EXERCISE INSTRUCTIONS
Each line below has to be output exactly, from first to last.

[Data entries]
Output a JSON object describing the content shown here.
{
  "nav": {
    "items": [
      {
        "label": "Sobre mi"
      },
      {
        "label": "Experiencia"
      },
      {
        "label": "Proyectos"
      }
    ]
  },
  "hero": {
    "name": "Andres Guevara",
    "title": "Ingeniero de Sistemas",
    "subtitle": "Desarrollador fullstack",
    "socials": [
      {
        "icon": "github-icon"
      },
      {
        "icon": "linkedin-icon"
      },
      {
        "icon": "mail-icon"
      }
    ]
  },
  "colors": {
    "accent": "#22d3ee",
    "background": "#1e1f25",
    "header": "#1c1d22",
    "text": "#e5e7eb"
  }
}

RESULT FOR THIS TASK
Output a JSON object describing the content shown here.
{
  "nav": {
    "items": [
      {
        "label": "Sobre mi"
      },
      {
        "label": "Experiencia"
      },
      {
        "label": "Proyectos"
      }
    ]
  },
  "hero": {
    "name": "Andres Guevara",
    "title": "Ingeniero de Sistemas",
    "subtitle": "Desarrollador fullstack",
    "socials": [
      {
        "icon": "github-icon"
      },
      {
        "icon": "linkedin-icon"
      },
      {
        "icon": "mail-icon"
      }
    ]
  },
  "colors": {
    "accent": "#22d3ee",
    "background": "#1e1f25",
    "header": "#1c1d22",
    "text": "#e5e7eb"
  }
}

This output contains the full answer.